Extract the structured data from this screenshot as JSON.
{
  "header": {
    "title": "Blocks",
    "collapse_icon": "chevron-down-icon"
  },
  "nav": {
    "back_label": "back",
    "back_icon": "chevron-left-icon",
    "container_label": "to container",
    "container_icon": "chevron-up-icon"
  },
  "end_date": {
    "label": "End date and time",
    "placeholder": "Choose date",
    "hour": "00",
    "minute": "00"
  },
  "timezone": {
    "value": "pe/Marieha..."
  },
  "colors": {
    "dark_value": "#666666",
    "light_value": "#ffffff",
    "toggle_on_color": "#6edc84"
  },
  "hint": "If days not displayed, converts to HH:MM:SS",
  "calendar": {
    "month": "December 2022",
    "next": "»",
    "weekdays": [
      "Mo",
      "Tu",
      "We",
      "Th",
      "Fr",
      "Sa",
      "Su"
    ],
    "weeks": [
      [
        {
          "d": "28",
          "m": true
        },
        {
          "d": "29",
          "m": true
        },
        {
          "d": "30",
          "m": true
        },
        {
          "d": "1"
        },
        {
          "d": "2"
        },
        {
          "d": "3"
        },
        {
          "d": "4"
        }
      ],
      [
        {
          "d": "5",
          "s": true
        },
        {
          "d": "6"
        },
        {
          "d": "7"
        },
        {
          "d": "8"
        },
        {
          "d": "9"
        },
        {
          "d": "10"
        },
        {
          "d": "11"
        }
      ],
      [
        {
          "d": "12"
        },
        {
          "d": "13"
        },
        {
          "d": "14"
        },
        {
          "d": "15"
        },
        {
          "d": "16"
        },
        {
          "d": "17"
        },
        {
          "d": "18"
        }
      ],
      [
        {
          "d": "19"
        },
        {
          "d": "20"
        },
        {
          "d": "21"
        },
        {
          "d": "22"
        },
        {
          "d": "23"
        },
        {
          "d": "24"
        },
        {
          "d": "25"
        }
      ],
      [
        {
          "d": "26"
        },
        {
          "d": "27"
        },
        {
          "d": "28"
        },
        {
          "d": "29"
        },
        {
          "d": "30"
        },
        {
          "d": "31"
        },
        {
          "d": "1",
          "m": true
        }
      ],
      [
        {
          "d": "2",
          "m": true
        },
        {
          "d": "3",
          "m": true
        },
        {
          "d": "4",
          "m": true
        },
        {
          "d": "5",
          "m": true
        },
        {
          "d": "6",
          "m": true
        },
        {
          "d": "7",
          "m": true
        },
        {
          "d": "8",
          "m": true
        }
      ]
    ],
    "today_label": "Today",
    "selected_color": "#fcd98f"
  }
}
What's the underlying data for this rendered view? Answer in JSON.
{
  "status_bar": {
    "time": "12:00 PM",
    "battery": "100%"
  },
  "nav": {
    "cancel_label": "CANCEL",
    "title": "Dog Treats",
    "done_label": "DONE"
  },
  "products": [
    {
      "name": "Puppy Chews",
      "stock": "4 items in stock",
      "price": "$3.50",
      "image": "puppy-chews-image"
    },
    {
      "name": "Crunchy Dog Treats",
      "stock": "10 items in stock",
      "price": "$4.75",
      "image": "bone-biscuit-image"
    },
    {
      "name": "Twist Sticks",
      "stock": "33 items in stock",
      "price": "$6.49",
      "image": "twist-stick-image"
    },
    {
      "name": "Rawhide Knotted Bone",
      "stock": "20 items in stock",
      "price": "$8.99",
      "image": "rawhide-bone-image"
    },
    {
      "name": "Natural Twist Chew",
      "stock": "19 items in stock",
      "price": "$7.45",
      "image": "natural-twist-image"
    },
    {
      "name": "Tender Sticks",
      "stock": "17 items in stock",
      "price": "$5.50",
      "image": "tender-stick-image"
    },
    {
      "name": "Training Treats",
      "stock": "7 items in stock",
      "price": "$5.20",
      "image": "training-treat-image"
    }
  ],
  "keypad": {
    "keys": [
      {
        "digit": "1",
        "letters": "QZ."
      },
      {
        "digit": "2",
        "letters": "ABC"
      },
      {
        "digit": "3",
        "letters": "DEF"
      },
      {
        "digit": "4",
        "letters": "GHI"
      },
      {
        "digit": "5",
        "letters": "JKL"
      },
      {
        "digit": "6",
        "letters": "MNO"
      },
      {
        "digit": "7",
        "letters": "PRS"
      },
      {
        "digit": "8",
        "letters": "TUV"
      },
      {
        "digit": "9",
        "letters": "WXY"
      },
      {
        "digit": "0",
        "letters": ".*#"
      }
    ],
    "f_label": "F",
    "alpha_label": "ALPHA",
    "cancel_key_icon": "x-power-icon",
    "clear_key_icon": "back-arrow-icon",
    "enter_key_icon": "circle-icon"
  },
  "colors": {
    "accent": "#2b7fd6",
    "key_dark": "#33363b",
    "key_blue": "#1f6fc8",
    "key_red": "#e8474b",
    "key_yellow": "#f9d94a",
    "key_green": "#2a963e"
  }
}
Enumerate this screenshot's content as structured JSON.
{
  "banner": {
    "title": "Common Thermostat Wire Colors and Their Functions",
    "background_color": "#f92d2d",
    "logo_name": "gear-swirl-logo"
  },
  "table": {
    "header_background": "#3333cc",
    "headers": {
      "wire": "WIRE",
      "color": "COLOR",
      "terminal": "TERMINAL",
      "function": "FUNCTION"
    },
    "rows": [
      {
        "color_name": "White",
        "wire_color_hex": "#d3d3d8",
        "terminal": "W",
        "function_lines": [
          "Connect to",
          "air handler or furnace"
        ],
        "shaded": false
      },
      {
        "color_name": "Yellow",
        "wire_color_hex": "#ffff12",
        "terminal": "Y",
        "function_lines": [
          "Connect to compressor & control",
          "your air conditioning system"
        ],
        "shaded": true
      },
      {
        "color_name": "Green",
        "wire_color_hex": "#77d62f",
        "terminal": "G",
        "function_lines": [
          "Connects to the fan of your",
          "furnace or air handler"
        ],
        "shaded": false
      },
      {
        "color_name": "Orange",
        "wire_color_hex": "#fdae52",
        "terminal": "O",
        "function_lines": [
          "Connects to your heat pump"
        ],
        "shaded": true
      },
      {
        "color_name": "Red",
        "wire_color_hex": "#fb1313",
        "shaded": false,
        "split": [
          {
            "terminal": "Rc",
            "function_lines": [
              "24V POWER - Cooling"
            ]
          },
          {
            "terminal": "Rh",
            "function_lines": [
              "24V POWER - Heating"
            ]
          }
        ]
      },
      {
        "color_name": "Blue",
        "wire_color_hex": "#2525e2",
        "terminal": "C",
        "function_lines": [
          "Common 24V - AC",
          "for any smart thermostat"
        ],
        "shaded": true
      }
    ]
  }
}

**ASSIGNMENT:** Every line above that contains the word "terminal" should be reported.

**TASK SOLUTION:**
      "terminal": "TERMINAL",
        "terminal": "W",
        "terminal": "Y",
        "terminal": "G",
        "terminal": "O",
            "terminal": "Rc",
            "terminal": "Rh",
        "terminal": "C",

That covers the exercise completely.